Leaving the longer term horizon and returning to the causes of Depression in the early 1930s, Keynes wrote at the end of the General Theory: “It is certain that the world will not much longer tolerate the unemployment which, apart from brief intervals of excitement, is associated – and in my opinion, inevitably associated – with present day capitalistic individualism.” Had Keynes proposed monetary easing through open market operations, his inferred premise would have been that the capitalist system was structurally sound – merely that money demand was, for the moment, not being satisfied – hardly the stuff of a self-described revolution in economic thinking.
The case since the 1930s for a collapsing rate of profit following accumulation of capital has little evidence to support it. Keynes underestimated potential demand for new investment, not to mention ongoing obsolescence of previous investment, in a world with seven billion people, most of them seeking to enhance their material comfort and social status. A. C. Pigou, Keynes’ oft-times nemesis, dismissed the stagnationist thesis almost immediately, noting “An era that has witnessed the development of electrical apparatus, motor cars, aircraft, gramophone and wireless, to say nothing of tanks and other engines of war, is not one in which we can reasonably forecast a total disappearance of openings for new investment.”
Keynes’ view that the world depression of the 1930s was caused by “capitalistic individualism” has done more damage. As we have seen, the major downturns during the decade of depression were driven by gold standard rigidity, reserve shortages, inopportune central bank sterilization, and to a lesser extent by anti-market micro-economic policies associated with the New Deal. Major economic boosts came from currency depreciations against gold and subsequent monetary ease. The problem was not markets run amuck, irrational pessimism on stock exchanges, excessive capital accumulation, or lack of government stimulus. Whatever the all-in contribution of the General Theory, it had the unfortunate consequence of diverting attention from the monetary dynamics that had brought depression. Alas, Keynes’ legacy as received some three generations on has contributed to the confusion that fiscal stimulus is the best way to boost demand, while monetary policy is often perceived as either ineffective or as just tinkering – when, some would have it — drastic structural change is necessary.
 Frederic S. Mishkin, The Channels of Monetary Transmission: Lessons for Monetary Policy, NBER Working Paper 5424, Feb. 1996.
 Treatise, Ch. 17 (i).
 General Theory, p. 298.
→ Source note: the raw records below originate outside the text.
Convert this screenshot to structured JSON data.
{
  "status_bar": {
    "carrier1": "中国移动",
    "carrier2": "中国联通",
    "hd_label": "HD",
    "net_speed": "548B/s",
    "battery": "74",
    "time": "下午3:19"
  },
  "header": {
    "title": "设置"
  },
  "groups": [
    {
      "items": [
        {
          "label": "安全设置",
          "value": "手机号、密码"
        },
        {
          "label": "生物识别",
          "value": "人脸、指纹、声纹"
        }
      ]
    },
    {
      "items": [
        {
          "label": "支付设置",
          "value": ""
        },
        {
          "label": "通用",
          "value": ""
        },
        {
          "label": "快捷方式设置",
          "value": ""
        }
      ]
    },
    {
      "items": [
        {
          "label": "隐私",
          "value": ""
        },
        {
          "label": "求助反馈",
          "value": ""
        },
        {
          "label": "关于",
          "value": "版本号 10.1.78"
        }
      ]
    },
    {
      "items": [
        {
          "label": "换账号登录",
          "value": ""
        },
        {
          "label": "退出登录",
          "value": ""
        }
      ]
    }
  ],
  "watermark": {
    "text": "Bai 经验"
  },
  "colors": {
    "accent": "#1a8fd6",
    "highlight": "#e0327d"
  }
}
 General Theory, pp. 213f, 218.
 General Theory, p. 376.
 Robert Skidelsky, John Maynard Keynes 1883-1946: Economist, Philosopher, Statesman (2003), p. 538.
 General Theory, p. 381.
 Pigou quoted in Skidelsky, e.g., p. 539.